TASK PROMPT: The full listing, start to finish: write it out again exactly.

THE DATA:
%%

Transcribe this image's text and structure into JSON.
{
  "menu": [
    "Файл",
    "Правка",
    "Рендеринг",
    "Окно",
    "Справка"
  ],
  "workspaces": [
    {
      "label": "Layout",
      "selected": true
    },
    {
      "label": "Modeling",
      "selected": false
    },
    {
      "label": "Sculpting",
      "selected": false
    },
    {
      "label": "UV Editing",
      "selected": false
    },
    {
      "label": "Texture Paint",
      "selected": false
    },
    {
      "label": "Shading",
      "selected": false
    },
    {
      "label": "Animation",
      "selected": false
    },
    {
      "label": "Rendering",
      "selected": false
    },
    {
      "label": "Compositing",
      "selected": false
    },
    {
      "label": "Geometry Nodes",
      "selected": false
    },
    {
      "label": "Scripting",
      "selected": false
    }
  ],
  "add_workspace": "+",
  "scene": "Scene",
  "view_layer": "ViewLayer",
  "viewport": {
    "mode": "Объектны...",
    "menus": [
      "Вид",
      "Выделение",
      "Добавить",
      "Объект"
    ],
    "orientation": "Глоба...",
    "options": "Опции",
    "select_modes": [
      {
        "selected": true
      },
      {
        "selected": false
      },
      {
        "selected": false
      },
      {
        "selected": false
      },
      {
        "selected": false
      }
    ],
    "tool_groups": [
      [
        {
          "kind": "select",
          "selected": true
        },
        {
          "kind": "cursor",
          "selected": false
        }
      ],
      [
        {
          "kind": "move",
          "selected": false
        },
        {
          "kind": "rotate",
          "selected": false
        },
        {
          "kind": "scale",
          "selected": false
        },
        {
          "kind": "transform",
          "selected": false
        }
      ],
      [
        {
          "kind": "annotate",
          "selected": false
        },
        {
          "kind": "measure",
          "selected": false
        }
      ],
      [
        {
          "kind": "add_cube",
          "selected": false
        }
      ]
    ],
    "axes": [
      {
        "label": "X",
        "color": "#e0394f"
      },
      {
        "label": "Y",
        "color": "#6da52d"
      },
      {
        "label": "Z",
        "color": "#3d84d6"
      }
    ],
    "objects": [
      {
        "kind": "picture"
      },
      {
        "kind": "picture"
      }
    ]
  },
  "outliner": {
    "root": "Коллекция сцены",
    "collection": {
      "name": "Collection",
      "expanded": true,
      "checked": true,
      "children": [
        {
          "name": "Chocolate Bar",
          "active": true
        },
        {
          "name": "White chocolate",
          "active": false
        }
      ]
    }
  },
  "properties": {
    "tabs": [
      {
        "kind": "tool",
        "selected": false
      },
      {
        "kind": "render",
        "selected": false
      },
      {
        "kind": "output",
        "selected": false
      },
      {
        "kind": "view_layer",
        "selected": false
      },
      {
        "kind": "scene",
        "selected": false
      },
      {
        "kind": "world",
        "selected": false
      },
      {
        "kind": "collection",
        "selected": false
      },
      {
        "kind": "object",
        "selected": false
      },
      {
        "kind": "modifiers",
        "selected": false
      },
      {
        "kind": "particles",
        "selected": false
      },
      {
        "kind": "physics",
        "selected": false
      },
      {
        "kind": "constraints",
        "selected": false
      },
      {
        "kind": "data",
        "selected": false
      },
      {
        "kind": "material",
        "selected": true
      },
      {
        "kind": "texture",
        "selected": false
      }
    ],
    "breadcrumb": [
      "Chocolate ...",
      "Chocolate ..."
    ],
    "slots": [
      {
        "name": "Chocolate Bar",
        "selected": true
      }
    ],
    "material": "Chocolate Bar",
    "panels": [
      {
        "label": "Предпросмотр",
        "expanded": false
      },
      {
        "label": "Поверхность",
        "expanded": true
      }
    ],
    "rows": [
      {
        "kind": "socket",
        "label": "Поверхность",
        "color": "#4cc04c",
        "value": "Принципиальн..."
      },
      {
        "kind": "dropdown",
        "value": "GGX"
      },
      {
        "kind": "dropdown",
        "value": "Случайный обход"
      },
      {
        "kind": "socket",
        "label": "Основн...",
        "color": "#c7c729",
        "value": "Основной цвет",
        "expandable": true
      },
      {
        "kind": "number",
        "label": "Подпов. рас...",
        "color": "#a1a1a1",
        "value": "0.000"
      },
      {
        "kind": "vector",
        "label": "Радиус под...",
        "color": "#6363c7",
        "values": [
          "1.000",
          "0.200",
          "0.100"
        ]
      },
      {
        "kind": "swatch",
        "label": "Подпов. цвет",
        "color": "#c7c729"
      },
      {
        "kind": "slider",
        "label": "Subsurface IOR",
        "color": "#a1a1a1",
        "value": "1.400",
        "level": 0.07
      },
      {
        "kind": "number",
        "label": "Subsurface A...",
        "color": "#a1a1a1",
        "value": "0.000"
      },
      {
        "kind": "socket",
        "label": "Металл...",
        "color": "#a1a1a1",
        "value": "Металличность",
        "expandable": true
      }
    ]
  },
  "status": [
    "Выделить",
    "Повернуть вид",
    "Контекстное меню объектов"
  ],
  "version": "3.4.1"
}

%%

TASK OUTPUT:
Transcribe this image's text and structure into JSON.
{
  "menu": [
    "Файл",
    "Правка",
    "Рендеринг",
    "Окно",
    "Справка"
  ],
  "workspaces": [
    {
      "label": "Layout",
      "selected": true
    },
    {
      "label": "Modeling",
      "selected": false
    },
    {
      "label": "Sculpting",
      "selected": false
    },
    {
      "label": "UV Editing",
      "selected": false
    },
    {
      "label": "Texture Paint",
      "selected": false
    },
    {
      "label": "Shading",
      "selected": false
    },
    {
      "label": "Animation",
      "selected": false
    },
    {
      "label": "Rendering",
      "selected": false
    },
    {
      "label": "Compositing",
      "selected": false
    },
    {
      "label": "Geometry Nodes",
      "selected": false
    },
    {
      "label": "Scripting",
      "selected": false
    }
  ],
  "add_workspace": "+",
  "scene": "Scene",
  "view_layer": "ViewLayer",
  "viewport": {
    "mode": "Объектны...",
    "menus": [
      "Вид",
      "Выделение",
      "Добавить",
      "Объект"
    ],
    "orientation": "Глоба...",
    "options": "Опции",
    "select_modes": [
      {
        "selected": true
      },
      {
        "selected": false
      },
      {
        "selected": false
      },
      {
        "selected": false
      },
      {
        "selected": false
      }
    ],
    "tool_groups": [
      [
        {
          "kind": "select",
          "selected": true
        },
        {
          "kind": "cursor",
          "selected": false
        }
      ],
      [
        {
          "kind": "move",
          "selected": false
        },
        {
          "kind": "rotate",
          "selected": false
        },
        {
          "kind": "scale",
          "selected": false
        },
        {
          "kind": "transform",
          "selected": false
        }
      ],
      [
        {
          "kind": "annotate",
          "selected": false
        },
        {
          "kind": "measure",
          "selected": false
        }
      ],
      [
        {
          "kind": "add_cube",
          "selected": false
        }
      ]
    ],
    "axes": [
      {
        "label": "X",
        "color": "#e0394f"
      },
      {
        "label": "Y",
        "color": "#6da52d"
      },
      {
        "label": "Z",
        "color": "#3d84d6"
      }
    ],
    "objects": [
      {
        "kind": "picture"
      },
      {
        "kind": "picture"
      }
    ]
  },
  "outliner": {
    "root": "Коллекция сцены",
    "collection": {
      "name": "Collection",
      "expanded": true,
      "checked": true,
      "children": [
        {
          "name": "Chocolate Bar",
          "active": true
        },
        {
          "name": "White chocolate",
          "active": false
        }
      ]
    }
  },
  "properties": {
    "tabs": [
      {
        "kind": "tool",
        "selected": false
      },
      {
        "kind": "render",
        "selected": false
      },
      {
        "kind": "output",
        "selected": false
      },
      {
        "kind": "view_layer",
        "selected": false
      },
      {
        "kind": "scene",
        "selected": false
      },
      {
        "kind": "world",
        "selected": false
      },
      {
        "kind": "collection",
        "selected": false
      },
      {
        "kind": "object",
        "selected": false
      },
      {
        "kind": "modifiers",
        "selected": false
      },
      {
        "kind": "particles",
        "selected": false
      },
      {
        "kind": "physics",
        "selected": false
      },
      {
        "kind": "constraints",
        "selected": false
      },
      {
        "kind": "data",
        "selected": false
      },
      {
        "kind": "material",
        "selected": true
      },
      {
        "kind": "texture",
        "selected": false
      }
    ],
    "breadcrumb": [
      "Chocolate ...",
      "Chocolate ..."
    ],
    "slots": [
      {
        "name": "Chocolate Bar",
        "selected": true
      }
    ],
    "material": "Chocolate Bar",
    "panels": [
      {
        "label": "Предпросмотр",
        "expanded": false
      },
      {
        "label": "Поверхность",
        "expanded": true
      }
    ],
    "rows": [
      {
        "kind": "socket",
        "label": "Поверхность",
        "color": "#4cc04c",
        "value": "Принципиальн..."
      },
      {
        "kind": "dropdown",
        "value": "GGX"
      },
      {
        "kind": "dropdown",
        "value": "Случайный обход"
      },
      {
        "kind": "socket",
        "label": "Основн...",
        "color": "#c7c729",
        "value": "Основной цвет",
        "expandable": true
      },
      {
        "kind": "number",
        "label": "Подпов. рас...",
        "color": "#a1a1a1",
        "value": "0.000"
      },
      {
        "kind": "vector",
        "label": "Радиус под...",
        "color": "#6363c7",
        "values": [
          "1.000",
          "0.200",
          "0.100"
        ]
      },
      {
        "kind": "swatch",
        "label": "Подпов. цвет",
        "color": "#c7c729"
      },
      {
        "kind": "slider",
        "label": "Subsurface IOR",
        "color": "#a1a1a1",
        "value": "1.400",
        "level": 0.07
      },
      {
        "kind": "number",
        "label": "Subsurface A...",
        "color": "#a1a1a1",
        "value": "0.000"
      },
      {
        "kind": "socket",
        "label": "Металл...",
        "color": "#a1a1a1",
        "value": "Металличность",
        "expandable": true
      }
    ]
  },
  "status": [
    "Выделить",
    "Повернуть вид",
    "Контекстное меню объектов"
  ],
  "version": "3.4.1"
}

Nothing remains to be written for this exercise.